Creating jobs and increased competitiveness
Although on a day-to-day basis, Professor Moen and his research group and students are interested in advanced basic research on the causes of turbulence in the ionosphere, the idea of actually using the knowledge is always present.
With Moen, there is no culture for putting projects on the back burner. Here, it is about taking advantage of the downstream opportunities, as he puts it. The downstream opportunities in the short and long term are spin-off companies related to the development of a space weather forecast service, large-scale production of m-NLPs and, not least, customer support. Moen estimates that the production and support of m-NLP in a global market for space weather forecasts can create at least 200 jobs, and he hopes that as many of these as possible will be in Norway.

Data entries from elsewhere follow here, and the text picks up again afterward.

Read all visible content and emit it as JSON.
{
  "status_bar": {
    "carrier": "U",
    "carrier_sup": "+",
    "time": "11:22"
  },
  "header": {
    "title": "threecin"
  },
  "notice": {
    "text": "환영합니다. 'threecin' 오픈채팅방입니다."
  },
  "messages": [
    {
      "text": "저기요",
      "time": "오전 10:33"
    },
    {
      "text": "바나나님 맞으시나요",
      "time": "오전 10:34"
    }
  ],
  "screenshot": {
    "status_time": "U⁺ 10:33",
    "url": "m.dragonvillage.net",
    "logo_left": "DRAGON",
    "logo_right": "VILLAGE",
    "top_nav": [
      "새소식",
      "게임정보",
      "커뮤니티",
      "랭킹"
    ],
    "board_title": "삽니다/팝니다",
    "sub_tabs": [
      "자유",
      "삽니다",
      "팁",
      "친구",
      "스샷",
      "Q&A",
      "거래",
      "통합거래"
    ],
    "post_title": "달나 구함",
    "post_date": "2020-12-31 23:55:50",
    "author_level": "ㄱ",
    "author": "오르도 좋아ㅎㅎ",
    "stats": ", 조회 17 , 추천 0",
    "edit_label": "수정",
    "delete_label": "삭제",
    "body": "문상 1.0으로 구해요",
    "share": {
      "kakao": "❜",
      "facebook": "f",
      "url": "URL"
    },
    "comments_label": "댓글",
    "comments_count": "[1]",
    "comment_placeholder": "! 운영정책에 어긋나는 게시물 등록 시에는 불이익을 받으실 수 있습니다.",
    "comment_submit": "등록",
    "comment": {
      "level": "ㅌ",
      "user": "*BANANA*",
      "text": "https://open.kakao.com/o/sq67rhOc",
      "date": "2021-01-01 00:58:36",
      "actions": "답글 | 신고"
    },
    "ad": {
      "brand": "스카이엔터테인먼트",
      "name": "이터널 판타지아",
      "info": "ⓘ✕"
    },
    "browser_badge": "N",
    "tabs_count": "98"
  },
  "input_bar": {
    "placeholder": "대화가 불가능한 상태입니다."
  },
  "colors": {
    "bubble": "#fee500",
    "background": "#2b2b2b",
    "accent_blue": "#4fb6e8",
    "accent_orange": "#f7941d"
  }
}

“I am very conscious of the fact that our work and research is based on funds that stem from the tax payers. This means that we need to give back to society where we can. In the same way, it is also important to me that my students are able to contribute to developing the industry after completing their studies,” says Moen.

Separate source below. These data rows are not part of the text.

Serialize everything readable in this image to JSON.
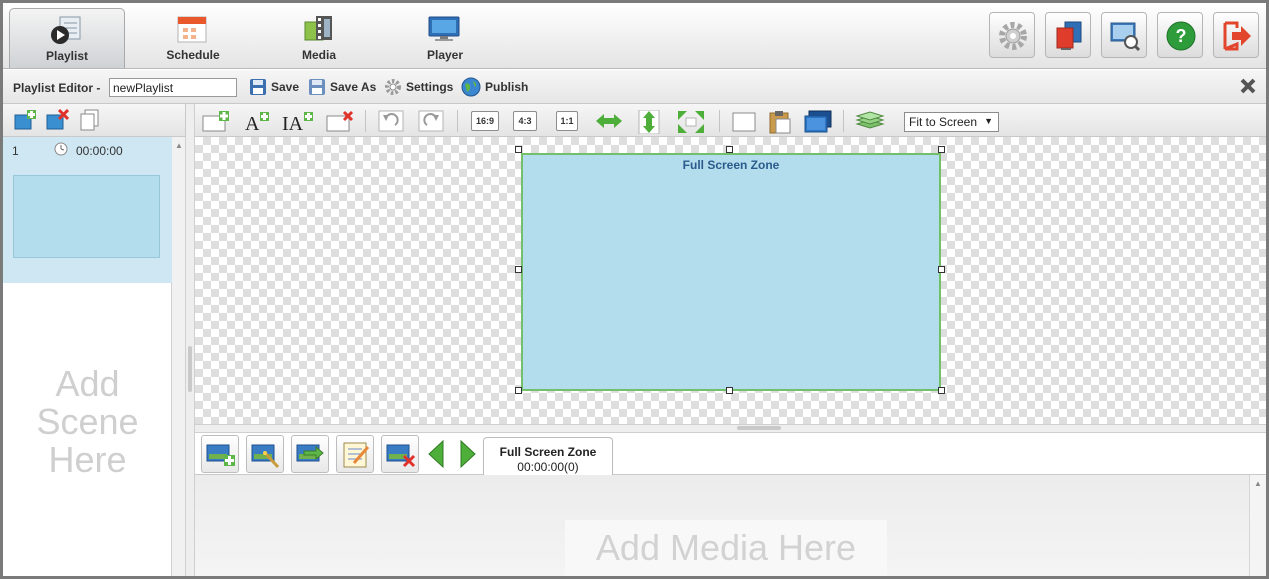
{
  "nav": {
    "tabs": [
      {
        "label": "Playlist",
        "icon": "playlist-icon",
        "active": true
      },
      {
        "label": "Schedule",
        "icon": "calendar-icon",
        "active": false
      },
      {
        "label": "Media",
        "icon": "film-icon",
        "active": false
      },
      {
        "label": "Player",
        "icon": "monitor-icon",
        "active": false
      }
    ],
    "system_buttons": [
      "gear-icon",
      "sync-icon",
      "display-search-icon",
      "help-icon",
      "logout-icon"
    ]
  },
  "editor": {
    "title": "Playlist Editor -",
    "playlist_name": "newPlaylist",
    "save_label": "Save",
    "save_as_label": "Save As",
    "settings_label": "Settings",
    "publish_label": "Publish"
  },
  "scenes": {
    "items": [
      {
        "number": "1",
        "duration": "00:00:00"
      }
    ],
    "add_placeholder": "Add Scene Here"
  },
  "canvas_toolbar": {
    "ratio_169": "16:9",
    "ratio_43": "4:3",
    "ratio_11": "1:1",
    "fit_option": "Fit to Screen"
  },
  "canvas": {
    "zone_label": "Full Screen Zone"
  },
  "media": {
    "zone_tab_title": "Full Screen Zone",
    "zone_tab_duration": "00:00:00(0)",
    "add_placeholder": "Add  Media  Here"
  },
  "colors": {
    "zone_fill": "#b3dcec",
    "zone_border": "#73c06a",
    "selected_scene": "#cfe7f3",
    "help_green": "#2e9c3a",
    "logout_red": "#e2452b"
  }
}
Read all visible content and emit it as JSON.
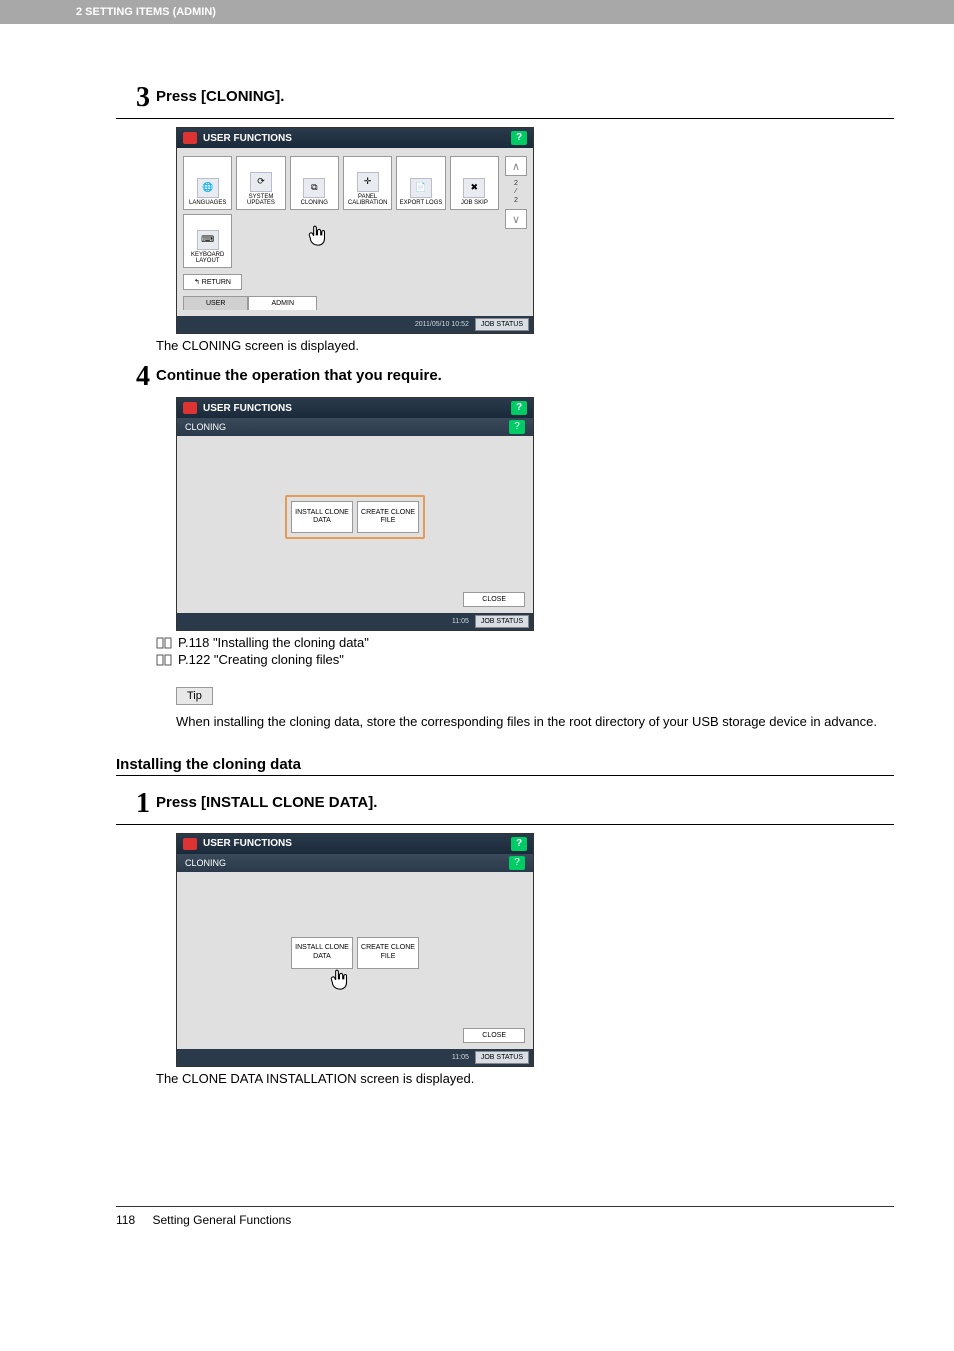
{
  "header": {
    "chapter": "2 SETTING ITEMS (ADMIN)"
  },
  "step3": {
    "num": "3",
    "title": "Press [CLONING].",
    "result": "The CLONING screen is displayed.",
    "screen": {
      "title": "USER FUNCTIONS",
      "help": "?",
      "buttons": [
        "LANGUAGES",
        "SYSTEM UPDATES",
        "CLONING",
        "PANEL CALIBRATION",
        "EXPORT LOGS",
        "JOB SKIP",
        "KEYBOARD LAYOUT"
      ],
      "pager": {
        "current": "2",
        "total": "2"
      },
      "return": "↰  RETURN",
      "tabs": {
        "user": "USER",
        "admin": "ADMIN"
      },
      "timestamp": "2011/05/10\n10:52",
      "jobstatus": "JOB STATUS"
    }
  },
  "step4": {
    "num": "4",
    "title": "Continue the operation that you require.",
    "screen": {
      "title": "USER FUNCTIONS",
      "subtitle": "CLONING",
      "help": "?",
      "btn1": "INSTALL CLONE DATA",
      "btn2": "CREATE CLONE FILE",
      "close": "CLOSE",
      "timestamp": "11:05",
      "jobstatus": "JOB STATUS"
    },
    "ref1": "P.118 \"Installing the cloning data\"",
    "ref2": "P.122 \"Creating cloning files\"",
    "tip_label": "Tip",
    "tip_body": "When installing the cloning data, store the corresponding files in the root directory of your USB storage device in advance."
  },
  "section2": {
    "heading": "Installing the cloning data",
    "step1": {
      "num": "1",
      "title": "Press [INSTALL CLONE DATA].",
      "screen": {
        "title": "USER FUNCTIONS",
        "subtitle": "CLONING",
        "help": "?",
        "btn1": "INSTALL CLONE DATA",
        "btn2": "CREATE CLONE FILE",
        "close": "CLOSE",
        "timestamp": "11:05",
        "jobstatus": "JOB STATUS"
      },
      "result": "The CLONE DATA INSTALLATION screen is displayed."
    }
  },
  "footer": {
    "page": "118",
    "chapter_title": "Setting General Functions"
  }
}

Bekkeng, who has taken his master’s and PhD degree in Moen’s group, explains that ESA’s condition for EIDEL receiving the project on certification of m-NLP in 2013 was that he joined forces with EIDEL.
Truls Andersen, managing director of EIDEL, is very satisfied with this. He believes that the collaboration with UiO and Inven2 has given the business he manages a leg up in a global market.
“We achieve an exchange of competence, technology and experience through our collaboration with UiO. This means that EIDEL becomes competitive in a very competitive market when we can present results from basic research and develop them into commercial products together,” says Andersen.
“We would not have had this access to basic research had it not been for such a collaboration. The initiatives we are currently working on will form the basis for further growth in the business. It is also important to us to be able to give back to UiO so that they can continue their research. This is where Inven2 enters the stage and does a great job in balancing these needs, as well as seeing the needs of both parties,” he adds.
So in just a few years from now, when planes are hopefully flying in a straight line from A to B, we can offer a thought to Norwegian innovation spurred by curiosity and a synergistic collaboration between basic research and industry.